Data about app and page elements:
..........
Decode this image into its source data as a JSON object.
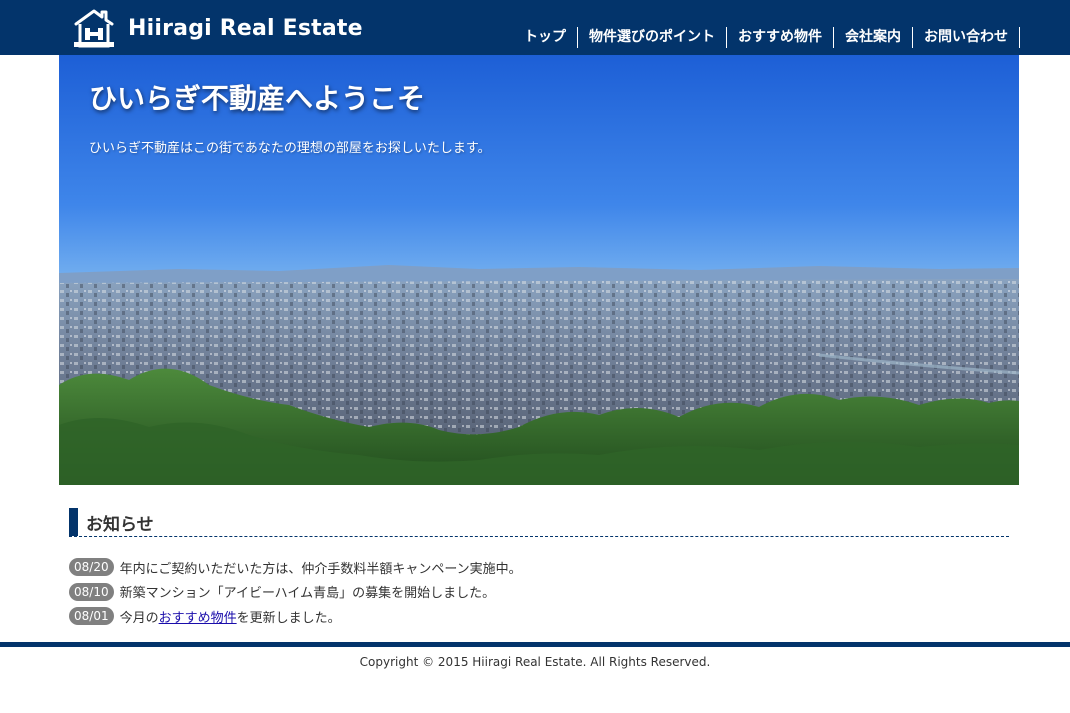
{
  "header": {
    "logo_text": "Hiiragi Real Estate",
    "nav": [
      {
        "label": "トップ"
      },
      {
        "label": "物件選びのポイント"
      },
      {
        "label": "おすすめ物件"
      },
      {
        "label": "会社案内"
      },
      {
        "label": "お問い合わせ"
      }
    ]
  },
  "hero": {
    "title": "ひいらぎ不動産へようこそ",
    "subtitle": "ひいらぎ不動産はこの街であなたの理想の部屋をお探しいたします。"
  },
  "news": {
    "title": "お知らせ",
    "items": [
      {
        "date": "08/20",
        "text": "年内にご契約いただいた方は、仲介手数料半額キャンペーン実施中。"
      },
      {
        "date": "08/10",
        "text": "新築マンション「アイビーハイム青島」の募集を開始しました。"
      },
      {
        "date": "08/01",
        "text_before": "今月の",
        "link": "おすすめ物件",
        "text_after": "を更新しました。"
      }
    ]
  },
  "footer": {
    "copyright": "Copyright © 2015 Hiiragi Real Estate. All Rights Reserved."
  },
  "colors": {
    "brand": "#03346b",
    "badge": "#808080",
    "link": "#1a0dab"
  }
}
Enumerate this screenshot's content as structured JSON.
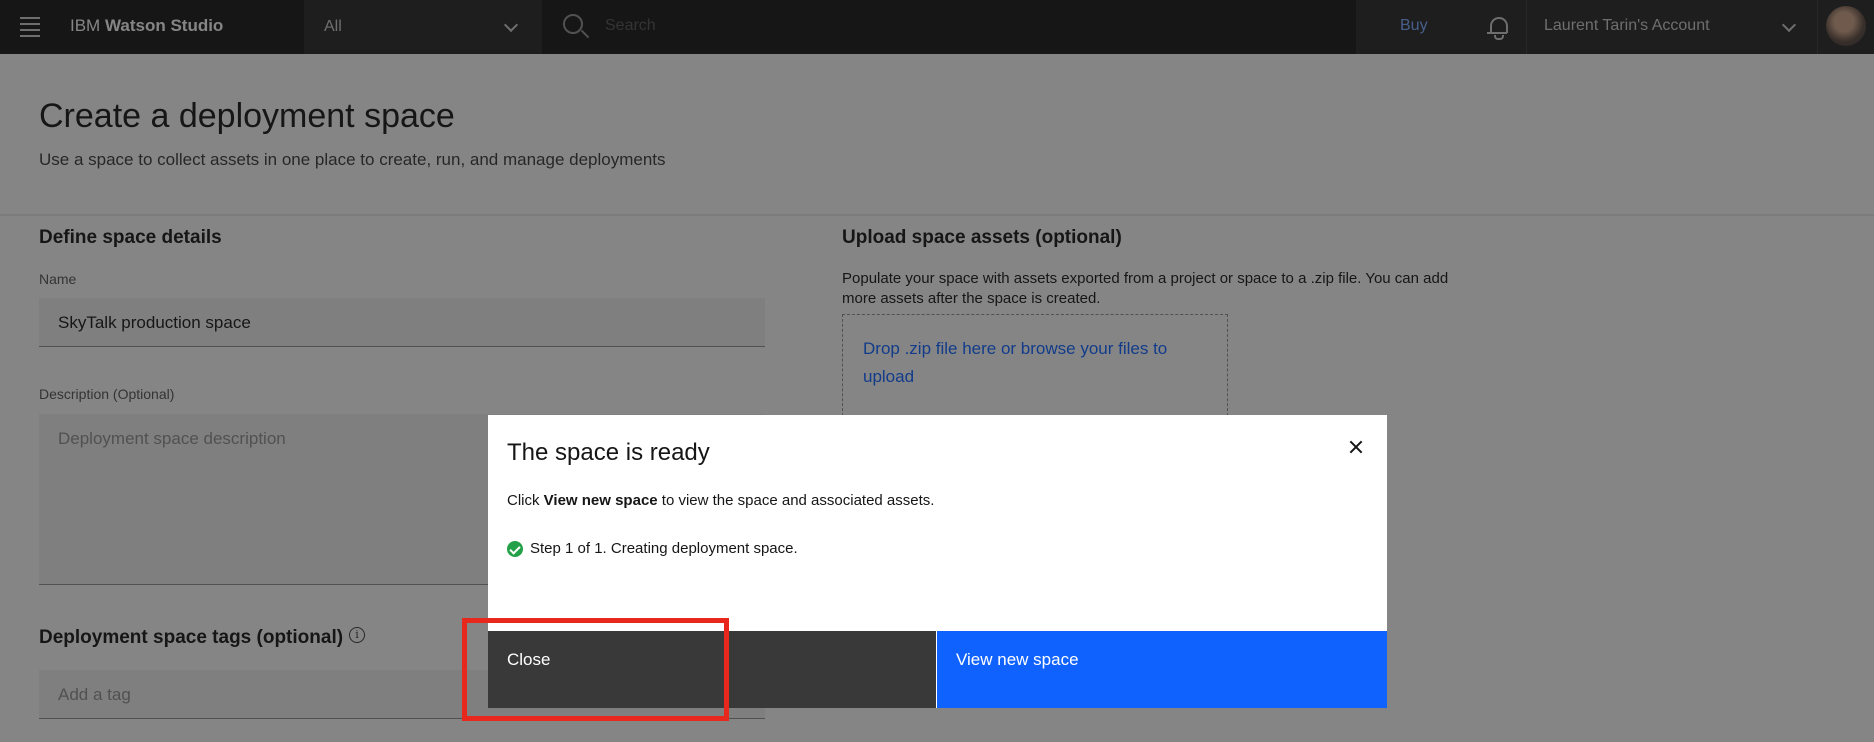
{
  "nav": {
    "brand_prefix": "IBM",
    "brand_name": "Watson Studio",
    "scope": "All",
    "search_placeholder": "Search",
    "buy": "Buy",
    "account": "Laurent Tarin's Account"
  },
  "page": {
    "title": "Create a deployment space",
    "subtitle": "Use a space to collect assets in one place to create, run, and manage deployments"
  },
  "details": {
    "title": "Define space details",
    "name_label": "Name",
    "name_value": "SkyTalk production space",
    "description_label": "Description (Optional)",
    "description_placeholder": "Deployment space description",
    "tags_title": "Deployment space tags (optional)",
    "tags_placeholder": "Add a tag"
  },
  "upload": {
    "title": "Upload space assets (optional)",
    "description": "Populate your space with assets exported from a project or space to a .zip file. You can add more assets after the space is created.",
    "dropzone": "Drop .zip file here or browse your files to upload"
  },
  "modal": {
    "title": "The space is ready",
    "text_prefix": "Click ",
    "text_bold": "View new space",
    "text_suffix": " to view the space and associated assets.",
    "step": "Step 1 of 1. Creating deployment space.",
    "close_button": "Close",
    "primary_button": "View new space"
  },
  "colors": {
    "accent": "#0f62fe",
    "success": "#24a148",
    "highlight": "#e8281d"
  }
}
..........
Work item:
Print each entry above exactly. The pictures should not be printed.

Expected answer:
Decode this image into its source data as a JSON object.
{
  "header": {
    "logo_text": "Hiiragi Real Estate",
    "nav": [
      {
        "label": "トップ"
      },
      {
        "label": "物件選びのポイント"
      },
      {
        "label": "おすすめ物件"
      },
      {
        "label": "会社案内"
      },
      {
        "label": "お問い合わせ"
      }
    ]
  },
  "hero": {
    "title": "ひいらぎ不動産へようこそ",
    "subtitle": "ひいらぎ不動産はこの街であなたの理想の部屋をお探しいたします。"
  },
  "news": {
    "title": "お知らせ",
    "items": [
      {
        "date": "08/20",
        "text": "年内にご契約いただいた方は、仲介手数料半額キャンペーン実施中。"
      },
      {
        "date": "08/10",
        "text": "新築マンション「アイビーハイム青島」の募集を開始しました。"
      },
      {
        "date": "08/01",
        "text_before": "今月の",
        "link": "おすすめ物件",
        "text_after": "を更新しました。"
      }
    ]
  },
  "footer": {
    "copyright": "Copyright © 2015 Hiiragi Real Estate. All Rights Reserved."
  },
  "colors": {
    "brand": "#03346b",
    "badge": "#808080",
    "link": "#1a0dab"
  }
}
Enumerate this screenshot's content as structured JSON.
{
  "nav": {
    "brand_prefix": "IBM",
    "brand_name": "Watson Studio",
    "scope": "All",
    "search_placeholder": "Search",
    "buy": "Buy",
    "account": "Laurent Tarin's Account"
  },
  "page": {
    "title": "Create a deployment space",
    "subtitle": "Use a space to collect assets in one place to create, run, and manage deployments"
  },
  "details": {
    "title": "Define space details",
    "name_label": "Name",
    "name_value": "SkyTalk production space",
    "description_label": "Description (Optional)",
    "description_placeholder": "Deployment space description",
    "tags_title": "Deployment space tags (optional)",
    "tags_placeholder": "Add a tag"
  },
  "upload": {
    "title": "Upload space assets (optional)",
    "description": "Populate your space with assets exported from a project or space to a .zip file. You can add more assets after the space is created.",
    "dropzone": "Drop .zip file here or browse your files to upload"
  },
  "modal": {
    "title": "The space is ready",
    "text_prefix": "Click ",
    "text_bold": "View new space",
    "text_suffix": " to view the space and associated assets.",
    "step": "Step 1 of 1. Creating deployment space.",
    "close_button": "Close",
    "primary_button": "View new space"
  },
  "colors": {
    "accent": "#0f62fe",
    "success": "#24a148",
    "highlight": "#e8281d"
  }
}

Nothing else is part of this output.